I’m new to the world of Escentric Molecules. With so much noise in the world of perfumery, it’s understandable that many scents and in some cases, entire brands, will pass me by. Escentric Molecules is one such brand and whilst I’d always been aware of its existence I’d never spent much time exploring what it had to offer. Luckily for me, I now get to discover what all of the fuss is about for the first time as I sniff the latest pair of scents from Escentric Molecules: Molecule 04 & Escentric 04.
Escentric Molecules is the brainchild of German perfumer Geza Schoen. Now, you’ll know Geza from his work with Ormonde Jayne, Clive Christian and 4711, just to name a few of the illustrious houses he has lent his nose to. The idea behind his Escentric Molecules is simple (and really cool if you ask me). Fragrances are launched in pairs, with one Molecule scent and one Escentric. The Molecule is simply an aroma-chemical diluted in alcohol, whilst the Escentric boasts the material in a high concentration amongst other notes to create a more traditional composition. The idea is to pair chemistry with and personally, I think it goes a long way to demystify how fragrances are actually made as well as to showcase the beauty of the perfumer’s materials in isolation.
Following the brand’s famed use of molecules such as Iso E Super, Ambroxan and Vetiveryl Acetate, the latest duo to launch is an essay in Javanol, a sheer sandalwood molecule that is known for its intense freshness. “Imagine a sandalwood stripped of its heaviness to reveal a soft and sheer wood radiating silvery freshness” says Escentric Molecules “that’s Javanol”. In their latest binary pair, Escentric Molecules explore this unusual freshness by presenting Javanol in isolation as well as at the heart of a composition. The results are fascinating.

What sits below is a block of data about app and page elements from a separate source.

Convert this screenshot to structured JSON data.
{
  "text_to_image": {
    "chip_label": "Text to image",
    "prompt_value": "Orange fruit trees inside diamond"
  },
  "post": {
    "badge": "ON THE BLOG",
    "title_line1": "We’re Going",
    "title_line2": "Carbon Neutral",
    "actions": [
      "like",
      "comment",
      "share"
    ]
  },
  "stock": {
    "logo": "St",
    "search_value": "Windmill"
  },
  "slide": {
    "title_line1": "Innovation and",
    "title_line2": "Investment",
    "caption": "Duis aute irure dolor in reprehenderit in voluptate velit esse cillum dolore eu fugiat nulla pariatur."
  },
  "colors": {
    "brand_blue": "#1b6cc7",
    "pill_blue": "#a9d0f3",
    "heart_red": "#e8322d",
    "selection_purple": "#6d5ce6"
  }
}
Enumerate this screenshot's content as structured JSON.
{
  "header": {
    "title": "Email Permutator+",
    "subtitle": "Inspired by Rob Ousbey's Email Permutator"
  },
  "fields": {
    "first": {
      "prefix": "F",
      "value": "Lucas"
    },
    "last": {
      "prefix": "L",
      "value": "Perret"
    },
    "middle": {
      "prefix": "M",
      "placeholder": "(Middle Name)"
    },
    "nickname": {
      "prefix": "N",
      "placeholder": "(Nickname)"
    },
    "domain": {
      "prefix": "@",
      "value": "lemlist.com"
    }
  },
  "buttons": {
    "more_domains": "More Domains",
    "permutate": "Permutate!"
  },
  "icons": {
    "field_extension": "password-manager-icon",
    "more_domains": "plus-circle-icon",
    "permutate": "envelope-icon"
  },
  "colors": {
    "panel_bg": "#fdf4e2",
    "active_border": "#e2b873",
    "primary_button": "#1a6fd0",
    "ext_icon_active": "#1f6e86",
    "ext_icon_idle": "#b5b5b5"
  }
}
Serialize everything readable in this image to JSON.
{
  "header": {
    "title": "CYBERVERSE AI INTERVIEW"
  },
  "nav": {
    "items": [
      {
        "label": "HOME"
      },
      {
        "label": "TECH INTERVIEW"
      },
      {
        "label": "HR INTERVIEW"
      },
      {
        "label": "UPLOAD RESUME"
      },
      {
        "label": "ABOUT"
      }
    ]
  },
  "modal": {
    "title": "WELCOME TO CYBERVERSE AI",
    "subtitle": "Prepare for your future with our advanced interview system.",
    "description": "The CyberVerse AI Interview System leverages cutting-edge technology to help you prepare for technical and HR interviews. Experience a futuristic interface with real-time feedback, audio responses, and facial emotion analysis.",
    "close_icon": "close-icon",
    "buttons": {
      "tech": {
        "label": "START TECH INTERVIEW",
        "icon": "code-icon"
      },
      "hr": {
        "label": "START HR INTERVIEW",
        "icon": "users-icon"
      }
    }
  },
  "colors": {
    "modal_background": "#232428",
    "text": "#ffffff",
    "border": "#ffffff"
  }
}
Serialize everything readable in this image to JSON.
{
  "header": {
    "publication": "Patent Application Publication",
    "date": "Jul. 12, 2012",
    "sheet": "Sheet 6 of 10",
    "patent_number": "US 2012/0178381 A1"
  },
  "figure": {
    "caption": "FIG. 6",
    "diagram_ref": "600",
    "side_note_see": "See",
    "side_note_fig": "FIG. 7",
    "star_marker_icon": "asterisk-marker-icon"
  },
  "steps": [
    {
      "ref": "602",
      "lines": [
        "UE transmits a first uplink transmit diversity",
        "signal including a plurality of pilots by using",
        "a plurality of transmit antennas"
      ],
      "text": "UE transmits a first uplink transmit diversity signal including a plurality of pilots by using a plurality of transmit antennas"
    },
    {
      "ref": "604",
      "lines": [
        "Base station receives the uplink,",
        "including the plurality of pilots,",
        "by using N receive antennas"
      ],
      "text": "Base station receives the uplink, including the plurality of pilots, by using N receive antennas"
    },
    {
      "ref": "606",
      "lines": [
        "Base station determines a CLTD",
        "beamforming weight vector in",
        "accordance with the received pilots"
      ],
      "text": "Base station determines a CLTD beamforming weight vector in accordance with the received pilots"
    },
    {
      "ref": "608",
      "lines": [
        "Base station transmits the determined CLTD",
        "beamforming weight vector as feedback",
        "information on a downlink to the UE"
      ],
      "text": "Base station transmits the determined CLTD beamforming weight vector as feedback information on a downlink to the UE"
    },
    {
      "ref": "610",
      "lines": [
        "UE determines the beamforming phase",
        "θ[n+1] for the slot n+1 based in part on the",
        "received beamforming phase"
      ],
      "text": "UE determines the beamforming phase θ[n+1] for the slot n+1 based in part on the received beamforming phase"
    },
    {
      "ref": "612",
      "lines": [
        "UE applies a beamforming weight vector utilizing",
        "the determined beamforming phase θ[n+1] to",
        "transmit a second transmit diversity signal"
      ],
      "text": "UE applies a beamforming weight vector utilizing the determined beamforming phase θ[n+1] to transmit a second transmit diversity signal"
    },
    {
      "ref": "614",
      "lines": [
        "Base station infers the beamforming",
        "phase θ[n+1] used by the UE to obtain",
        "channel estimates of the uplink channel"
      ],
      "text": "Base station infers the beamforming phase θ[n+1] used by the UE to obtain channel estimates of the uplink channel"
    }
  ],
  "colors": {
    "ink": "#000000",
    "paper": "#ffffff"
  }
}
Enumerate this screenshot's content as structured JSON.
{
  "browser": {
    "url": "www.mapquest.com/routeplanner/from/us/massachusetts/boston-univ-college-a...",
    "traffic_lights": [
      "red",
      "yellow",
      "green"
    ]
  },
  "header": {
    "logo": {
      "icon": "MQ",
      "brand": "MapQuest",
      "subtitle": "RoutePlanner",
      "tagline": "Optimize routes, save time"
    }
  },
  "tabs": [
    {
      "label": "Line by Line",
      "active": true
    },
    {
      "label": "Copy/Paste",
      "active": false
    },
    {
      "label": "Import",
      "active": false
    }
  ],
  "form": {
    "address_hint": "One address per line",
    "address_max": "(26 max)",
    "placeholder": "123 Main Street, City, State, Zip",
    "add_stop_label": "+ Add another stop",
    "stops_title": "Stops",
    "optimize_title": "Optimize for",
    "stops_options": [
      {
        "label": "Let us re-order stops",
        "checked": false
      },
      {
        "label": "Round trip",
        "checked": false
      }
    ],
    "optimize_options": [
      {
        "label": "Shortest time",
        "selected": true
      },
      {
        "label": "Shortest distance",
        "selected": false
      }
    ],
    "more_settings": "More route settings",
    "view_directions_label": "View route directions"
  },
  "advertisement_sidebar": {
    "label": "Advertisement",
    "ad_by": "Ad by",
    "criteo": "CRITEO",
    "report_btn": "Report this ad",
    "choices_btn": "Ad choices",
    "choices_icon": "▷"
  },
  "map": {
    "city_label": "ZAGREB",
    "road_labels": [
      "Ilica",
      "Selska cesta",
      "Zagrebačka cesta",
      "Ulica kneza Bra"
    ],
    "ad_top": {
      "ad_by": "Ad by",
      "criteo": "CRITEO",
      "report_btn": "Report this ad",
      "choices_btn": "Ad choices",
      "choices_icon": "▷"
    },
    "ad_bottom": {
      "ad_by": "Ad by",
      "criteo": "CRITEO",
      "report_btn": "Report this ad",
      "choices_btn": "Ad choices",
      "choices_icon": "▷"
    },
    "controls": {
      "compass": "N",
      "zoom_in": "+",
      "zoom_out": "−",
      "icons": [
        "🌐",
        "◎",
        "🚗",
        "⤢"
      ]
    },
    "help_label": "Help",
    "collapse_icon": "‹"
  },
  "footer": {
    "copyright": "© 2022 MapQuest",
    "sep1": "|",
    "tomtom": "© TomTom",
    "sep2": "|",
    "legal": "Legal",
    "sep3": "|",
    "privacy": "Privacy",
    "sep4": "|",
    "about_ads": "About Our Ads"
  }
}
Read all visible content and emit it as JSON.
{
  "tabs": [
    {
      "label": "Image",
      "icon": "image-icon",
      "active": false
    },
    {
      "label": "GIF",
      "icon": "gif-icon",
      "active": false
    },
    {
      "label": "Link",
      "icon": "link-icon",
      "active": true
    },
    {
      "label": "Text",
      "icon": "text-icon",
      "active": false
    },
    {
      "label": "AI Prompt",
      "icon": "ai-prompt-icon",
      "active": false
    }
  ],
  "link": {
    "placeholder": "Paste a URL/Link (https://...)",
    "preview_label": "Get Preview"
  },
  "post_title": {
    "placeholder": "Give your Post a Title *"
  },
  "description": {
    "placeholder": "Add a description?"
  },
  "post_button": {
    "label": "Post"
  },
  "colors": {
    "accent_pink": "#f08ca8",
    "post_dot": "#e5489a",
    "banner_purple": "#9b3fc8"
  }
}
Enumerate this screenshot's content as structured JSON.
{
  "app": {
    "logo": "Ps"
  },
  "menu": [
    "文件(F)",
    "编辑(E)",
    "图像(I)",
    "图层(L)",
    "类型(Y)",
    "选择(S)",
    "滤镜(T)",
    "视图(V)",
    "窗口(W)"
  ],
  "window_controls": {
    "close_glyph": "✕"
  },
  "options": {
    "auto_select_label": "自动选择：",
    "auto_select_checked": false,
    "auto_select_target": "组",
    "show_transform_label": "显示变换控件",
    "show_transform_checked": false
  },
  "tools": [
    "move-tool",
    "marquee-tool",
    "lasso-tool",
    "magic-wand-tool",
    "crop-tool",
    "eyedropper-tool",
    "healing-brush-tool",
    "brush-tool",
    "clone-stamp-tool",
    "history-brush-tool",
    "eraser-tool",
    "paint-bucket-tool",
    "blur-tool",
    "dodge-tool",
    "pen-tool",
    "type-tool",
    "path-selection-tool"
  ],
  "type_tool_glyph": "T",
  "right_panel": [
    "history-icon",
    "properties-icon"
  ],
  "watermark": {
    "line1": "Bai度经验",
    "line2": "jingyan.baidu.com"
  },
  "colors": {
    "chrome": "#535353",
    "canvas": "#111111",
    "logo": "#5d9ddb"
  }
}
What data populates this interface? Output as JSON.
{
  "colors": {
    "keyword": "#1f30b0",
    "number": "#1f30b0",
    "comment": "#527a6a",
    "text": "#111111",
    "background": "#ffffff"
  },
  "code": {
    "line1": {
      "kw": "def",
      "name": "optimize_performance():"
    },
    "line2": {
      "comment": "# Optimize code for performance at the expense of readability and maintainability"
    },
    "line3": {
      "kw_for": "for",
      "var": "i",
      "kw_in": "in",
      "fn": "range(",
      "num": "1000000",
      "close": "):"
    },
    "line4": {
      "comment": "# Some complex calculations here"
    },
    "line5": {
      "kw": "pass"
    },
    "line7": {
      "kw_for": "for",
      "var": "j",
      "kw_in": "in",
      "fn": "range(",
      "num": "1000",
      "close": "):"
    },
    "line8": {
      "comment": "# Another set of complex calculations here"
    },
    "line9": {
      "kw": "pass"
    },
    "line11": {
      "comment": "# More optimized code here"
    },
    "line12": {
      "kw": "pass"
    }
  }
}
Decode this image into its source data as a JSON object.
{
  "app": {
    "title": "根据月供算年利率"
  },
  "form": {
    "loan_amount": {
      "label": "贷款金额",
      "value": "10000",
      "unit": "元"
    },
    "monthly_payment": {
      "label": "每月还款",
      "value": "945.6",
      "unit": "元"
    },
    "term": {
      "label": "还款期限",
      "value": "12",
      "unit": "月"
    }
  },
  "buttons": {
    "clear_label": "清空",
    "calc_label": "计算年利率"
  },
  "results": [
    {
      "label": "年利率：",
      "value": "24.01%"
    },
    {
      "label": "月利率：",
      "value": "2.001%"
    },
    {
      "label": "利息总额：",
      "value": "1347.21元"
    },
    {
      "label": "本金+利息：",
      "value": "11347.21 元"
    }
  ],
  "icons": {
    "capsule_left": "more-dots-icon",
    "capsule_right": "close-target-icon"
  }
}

“What I love about Javanol is its almost psychedelic freshness. It smells as if liquid metal grapefruit peel were poured over a bed of velvety cream-coloured roses.”